What we do know is that Jak was perfectly happy painting in his spacious rented rooms upstairs at the Paradise Hotel on Tom Mboya Street. But Ruth convinced him the neighborhood was so ‘dangerous’ that he needed to move. She shifted him to the most expensive flats in Nairobi, the Norfolk Apartments just next to the historic hotel. She paid his rent out of his earnings which undoubtedly contributed to the penury he incurred in his latter days.
But once Ruth passed on in 1986, Jak refused to move. He continued to pay the rent despite the cramped quarters she had moved him into. Without her regular sales of his art, Jak had very little revenue and thus, his financial problems began immediately upon Ruth’s death.

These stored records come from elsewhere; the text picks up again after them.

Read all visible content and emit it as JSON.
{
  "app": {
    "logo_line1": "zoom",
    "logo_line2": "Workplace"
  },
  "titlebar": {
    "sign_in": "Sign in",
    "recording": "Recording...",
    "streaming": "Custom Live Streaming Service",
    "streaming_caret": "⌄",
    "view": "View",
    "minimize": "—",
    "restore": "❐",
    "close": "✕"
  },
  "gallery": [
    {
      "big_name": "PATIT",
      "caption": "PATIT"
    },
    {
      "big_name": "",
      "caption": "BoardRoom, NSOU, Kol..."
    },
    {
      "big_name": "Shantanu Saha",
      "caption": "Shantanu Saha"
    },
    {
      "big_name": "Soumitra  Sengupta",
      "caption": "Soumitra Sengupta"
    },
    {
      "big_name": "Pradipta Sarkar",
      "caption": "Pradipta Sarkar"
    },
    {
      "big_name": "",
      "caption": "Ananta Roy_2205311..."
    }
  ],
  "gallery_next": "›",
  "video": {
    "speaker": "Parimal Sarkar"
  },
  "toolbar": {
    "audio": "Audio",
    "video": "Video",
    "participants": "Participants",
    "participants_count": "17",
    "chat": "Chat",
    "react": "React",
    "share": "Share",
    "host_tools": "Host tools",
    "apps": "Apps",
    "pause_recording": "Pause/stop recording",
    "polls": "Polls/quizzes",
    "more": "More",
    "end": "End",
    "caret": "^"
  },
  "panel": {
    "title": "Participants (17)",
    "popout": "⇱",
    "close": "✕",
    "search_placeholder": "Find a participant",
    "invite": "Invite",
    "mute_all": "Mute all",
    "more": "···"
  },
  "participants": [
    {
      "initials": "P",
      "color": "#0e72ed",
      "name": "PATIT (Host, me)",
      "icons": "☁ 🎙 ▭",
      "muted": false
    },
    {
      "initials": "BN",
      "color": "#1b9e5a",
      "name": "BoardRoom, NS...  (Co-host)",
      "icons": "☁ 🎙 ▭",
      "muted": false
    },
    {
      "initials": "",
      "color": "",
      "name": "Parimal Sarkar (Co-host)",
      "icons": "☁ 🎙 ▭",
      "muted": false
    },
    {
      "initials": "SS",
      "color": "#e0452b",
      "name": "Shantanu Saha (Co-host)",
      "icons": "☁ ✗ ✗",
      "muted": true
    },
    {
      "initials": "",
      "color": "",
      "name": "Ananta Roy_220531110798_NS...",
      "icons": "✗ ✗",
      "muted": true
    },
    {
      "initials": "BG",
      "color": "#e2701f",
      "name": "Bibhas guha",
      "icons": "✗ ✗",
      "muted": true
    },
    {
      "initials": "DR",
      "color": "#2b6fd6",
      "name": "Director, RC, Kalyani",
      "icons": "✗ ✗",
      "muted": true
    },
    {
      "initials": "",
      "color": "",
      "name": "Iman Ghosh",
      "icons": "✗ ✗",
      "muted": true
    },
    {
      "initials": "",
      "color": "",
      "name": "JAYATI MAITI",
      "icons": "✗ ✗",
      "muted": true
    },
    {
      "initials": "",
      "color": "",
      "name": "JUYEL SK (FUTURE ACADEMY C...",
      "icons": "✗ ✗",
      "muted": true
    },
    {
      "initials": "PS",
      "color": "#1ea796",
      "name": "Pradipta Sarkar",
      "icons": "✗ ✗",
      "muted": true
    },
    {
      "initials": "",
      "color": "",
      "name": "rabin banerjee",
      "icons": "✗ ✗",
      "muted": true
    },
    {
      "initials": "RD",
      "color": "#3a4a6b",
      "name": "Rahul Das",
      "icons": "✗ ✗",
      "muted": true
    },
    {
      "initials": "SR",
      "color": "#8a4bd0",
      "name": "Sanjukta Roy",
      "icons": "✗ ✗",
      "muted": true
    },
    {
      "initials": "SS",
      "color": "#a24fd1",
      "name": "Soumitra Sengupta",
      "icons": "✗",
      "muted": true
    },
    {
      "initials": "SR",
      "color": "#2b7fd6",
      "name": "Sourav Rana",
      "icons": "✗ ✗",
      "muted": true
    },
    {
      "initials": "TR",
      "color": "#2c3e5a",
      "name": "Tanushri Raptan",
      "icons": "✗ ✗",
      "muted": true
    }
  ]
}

Jak never recovered from Ruth’s passing. He went into mourning and never got over his grief. Nor was it assuaged by Ruth’s husband, the Ivorian counsel Adama Diawara who took over the gallery after Ruth was gone. When the Ghanaian journalist, Osei Kofi took over the gallery for Diawara, he held an exhibition for Jak around 2007. He shared the limelight with Sane Wadu and Wanyu Brush. But even that didn’t shake Jak out of the doldrums he’d fallen into after losing his beloved Ruth.
Ruth’s death also had a profound effect on his painting. Jak could never reactivate his effortless style of visual storytelling. Despite being pestered for years by art collectors from all over the world who frequently came personally to his Forest Road flat (where he finally moved to after having no choice) to buy his art, he could never regain his creative edge. He soon exhausted his supply of the paintings that expressed the ‘old Jak’. Nonetheless, any time one of his older paintings has gone up for auction, the prices have soared. Many people believe Jak’s art will only accrue in value over time, just as it did for other artists who died poor, such as Vincent Van Gogh and even Rembrandt. But now their paintings are valued as many millions in whatever currency you prefer to quote.
Jak will primarily be remembered for the luminous artworks he created between the 1970s and 1990s. But to his friends, he’ll be remembered as the sweet-spirited gentleman whose skill in visual storytelling was sublime.
Jak was buried quietly at his Kigezi home on October 28, just over a week after he died. Tributes to him continue to pour in on social media. And many Kenyan artists are still waiting to hold a memorial service for Jak, yet they respect the wishes of the family who wanted their father buried quietly without fanfare. Fortunately, his art has already made him immortal and he will always be ranked as one of East Africa’s finest artists.